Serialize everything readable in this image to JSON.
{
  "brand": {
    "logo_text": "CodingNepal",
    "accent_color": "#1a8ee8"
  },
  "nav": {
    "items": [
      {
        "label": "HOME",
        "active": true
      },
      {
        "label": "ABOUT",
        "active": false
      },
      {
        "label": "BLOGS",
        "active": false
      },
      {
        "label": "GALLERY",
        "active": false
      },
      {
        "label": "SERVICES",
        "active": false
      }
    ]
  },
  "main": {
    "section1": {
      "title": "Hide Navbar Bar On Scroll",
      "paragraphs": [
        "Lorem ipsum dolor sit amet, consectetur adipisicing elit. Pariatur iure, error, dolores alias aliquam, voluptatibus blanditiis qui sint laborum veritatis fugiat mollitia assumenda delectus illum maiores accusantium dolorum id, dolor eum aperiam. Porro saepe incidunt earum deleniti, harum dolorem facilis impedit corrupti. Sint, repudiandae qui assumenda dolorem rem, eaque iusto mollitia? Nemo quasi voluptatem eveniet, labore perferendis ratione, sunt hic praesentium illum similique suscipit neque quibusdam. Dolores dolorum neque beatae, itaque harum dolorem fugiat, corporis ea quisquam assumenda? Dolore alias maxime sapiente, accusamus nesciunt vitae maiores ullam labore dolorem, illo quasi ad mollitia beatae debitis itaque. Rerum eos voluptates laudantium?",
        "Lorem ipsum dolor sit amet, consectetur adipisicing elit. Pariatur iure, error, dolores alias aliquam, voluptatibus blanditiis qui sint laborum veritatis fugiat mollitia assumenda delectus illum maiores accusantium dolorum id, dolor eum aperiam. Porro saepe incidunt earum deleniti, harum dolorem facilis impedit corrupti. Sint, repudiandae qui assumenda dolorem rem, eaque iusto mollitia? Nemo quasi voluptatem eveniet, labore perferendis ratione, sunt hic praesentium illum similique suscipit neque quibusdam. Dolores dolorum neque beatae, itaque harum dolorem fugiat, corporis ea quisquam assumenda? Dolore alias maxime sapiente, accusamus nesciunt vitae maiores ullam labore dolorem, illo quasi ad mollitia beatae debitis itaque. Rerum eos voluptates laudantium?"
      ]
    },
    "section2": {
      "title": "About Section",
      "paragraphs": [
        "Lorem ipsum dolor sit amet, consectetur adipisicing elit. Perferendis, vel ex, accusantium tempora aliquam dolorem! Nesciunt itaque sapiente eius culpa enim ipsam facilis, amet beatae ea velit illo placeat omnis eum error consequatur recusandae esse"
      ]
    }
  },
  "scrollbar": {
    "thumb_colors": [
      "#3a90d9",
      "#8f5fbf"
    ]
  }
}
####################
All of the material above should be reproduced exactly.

• **THE COMPLETED TASK**:
Serialize everything readable in this image to JSON.
{
  "brand": {
    "logo_text": "CodingNepal",
    "accent_color": "#1a8ee8"
  },
  "nav": {
    "items": [
      {
        "label": "HOME",
        "active": true
      },
      {
        "label": "ABOUT",
        "active": false
      },
      {
        "label": "BLOGS",
        "active": false
      },
      {
        "label": "GALLERY",
        "active": false
      },
      {
        "label": "SERVICES",
        "active": false
      }
    ]
  },
  "main": {
    "section1": {
      "title": "Hide Navbar Bar On Scroll",
      "paragraphs": [
        "Lorem ipsum dolor sit amet, consectetur adipisicing elit. Pariatur iure, error, dolores alias aliquam, voluptatibus blanditiis qui sint laborum veritatis fugiat mollitia assumenda delectus illum maiores accusantium dolorum id, dolor eum aperiam. Porro saepe incidunt earum deleniti, harum dolorem facilis impedit corrupti. Sint, repudiandae qui assumenda dolorem rem, eaque iusto mollitia? Nemo quasi voluptatem eveniet, labore perferendis ratione, sunt hic praesentium illum similique suscipit neque quibusdam. Dolores dolorum neque beatae, itaque harum dolorem fugiat, corporis ea quisquam assumenda? Dolore alias maxime sapiente, accusamus nesciunt vitae maiores ullam labore dolorem, illo quasi ad mollitia beatae debitis itaque. Rerum eos voluptates laudantium?",
        "Lorem ipsum dolor sit amet, consectetur adipisicing elit. Pariatur iure, error, dolores alias aliquam, voluptatibus blanditiis qui sint laborum veritatis fugiat mollitia assumenda delectus illum maiores accusantium dolorum id, dolor eum aperiam. Porro saepe incidunt earum deleniti, harum dolorem facilis impedit corrupti. Sint, repudiandae qui assumenda dolorem rem, eaque iusto mollitia? Nemo quasi voluptatem eveniet, labore perferendis ratione, sunt hic praesentium illum similique suscipit neque quibusdam. Dolores dolorum neque beatae, itaque harum dolorem fugiat, corporis ea quisquam assumenda? Dolore alias maxime sapiente, accusamus nesciunt vitae maiores ullam labore dolorem, illo quasi ad mollitia beatae debitis itaque. Rerum eos voluptates laudantium?"
      ]
    },
    "section2": {
      "title": "About Section",
      "paragraphs": [
        "Lorem ipsum dolor sit amet, consectetur adipisicing elit. Perferendis, vel ex, accusantium tempora aliquam dolorem! Nesciunt itaque sapiente eius culpa enim ipsam facilis, amet beatae ea velit illo placeat omnis eum error consequatur recusandae esse"
      ]
    }
  },
  "scrollbar": {
    "thumb_colors": [
      "#3a90d9",
      "#8f5fbf"
    ]
  }
}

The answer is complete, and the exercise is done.